A Thanksgiving of football, alligators and traffic anarchy

Beth KinnaneDowntown, Our Town Stories

A century ago, Thanksgiving fell on November 30, 1922. It was the next to last time the celebration was ever held on that date (following a tradition of the last Thursday of the month). During President Franklin D. Roosevelt’s administration, a bill passed to establish the holiday on the fourth Thursday each November, forever enshrining its date to land somewhere between Nov. 22-28.

That last Thanksgiving to be celebrated on the 30th was in 1933, the first year of FDR’s first term. He kept tinkering with the date throughout his long reign at the top of U.S. politics to give retailers a longer stretch from Turkey Day to Christmas Day, especially during the Great Depression.

Here in Knoxville, Ohio-born businessman Ernest Wesley Neal was the city’s mayor. The population within city limits was around 78,000. It was a touch over 112,000 for all of Knox County.

A quick glimpse at The Knoxville News for that Thanksgiving Day turns up some interesting fare. In unsurprising news, there’s lots and lots of football on the sports page. The “fighting Vols” were hosting the University of Kentucky Wildcats at Shields-Watkins field. A large crowd of 6,000 was expected for the 2 p.m. kickoff.

Former Vol C. Guy Stephenson. Got married after playing Kentucky on Thanksgiving Day, 1922.

The Wildcats were staying in Whittle Springs, presumably at the old Whittle Springs Hotel. What was reported, with assurance, was that the team used the nearby golf course to drill before the big game. Have no fear, the Vols won, 14-7.

Making the front page, however, was news that UT’s popular right tackle and center, C. Guy Stephenson, had even bigger plans for the rest of his Thanksgiving Day. After playing Kentucky, he was to marry Miss Grace Doughty of Fountain City that evening. Hopefully he got to have some dinner squeezed into his busy schedule. He later went on to coach football, basketball and baseball at Middle Tennessee State University.

The Ocean Café at 305 S. Gay Street was open and serving dinner. Bring the family, bring the friends, or just yourself.
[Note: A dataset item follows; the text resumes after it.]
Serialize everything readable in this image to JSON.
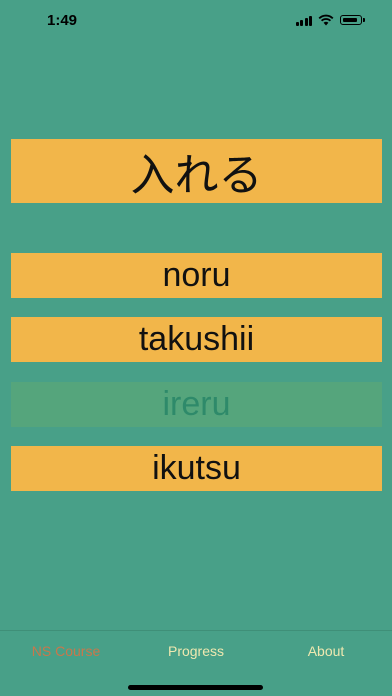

The cost was $1, from oyster soup to roasted young Tennessee turkey to pumpkin pie.

Most local churches were holding Thanksgiving Day services, the UT cross country track team had a meet just prior to the ball game, the Bijou, the Strand and Riviera theatres all had performances or movies on deck for the day, but nothing was happening at the Tennessee. Because it didn’t exist until 1928.

The old Strand Theatre on Gay Street. Photo taken in 1933 (Credit McClung Digital Collection).

Also reported on the front page was news of an Atlanta man being robbed while visiting Knoxville at a poolroom on Asylum Avenue. Whether the same poolroom or not is unknown, but the day before Thanksgiving one Carl Henderlight was arrested for stabbing proprietor Al Duncan in a dispute over a $3 bet on a pool game. Duncan owned the pool hall at 628 Asylum Avenue.

Hopefully there were no significant traffic issues on that Thanksgiving Day. The Knoxville Police Department announced that all traffic officers were taking the day off to hunt or have dinner or both. You’re on your own.

In news of the whacky, local newspaperman Henry G. Frampton (no relation to Peter that we know of) had returned from a trip to Florida with some interesting cargo in tow. He arrived at the offices of The Knoxville Journal and Tribune with a pair of juvenile alligators for show and tell. The reporters took enough time off from playing with their reptilian guests in the newsroom to get the next day’s edition out. Now all those stories my grandmother used to tell me about her pet alligator Jerome in Nashville don’t seem quite so crazy.

Happy Thanksgiving!

Beth Kinnane is the community news editor for KnoxTNToday.com

Source: The Knoxville News (KNS archives, Knox County Library Digital Collection)

Leave a Reply

Your email address will not be published.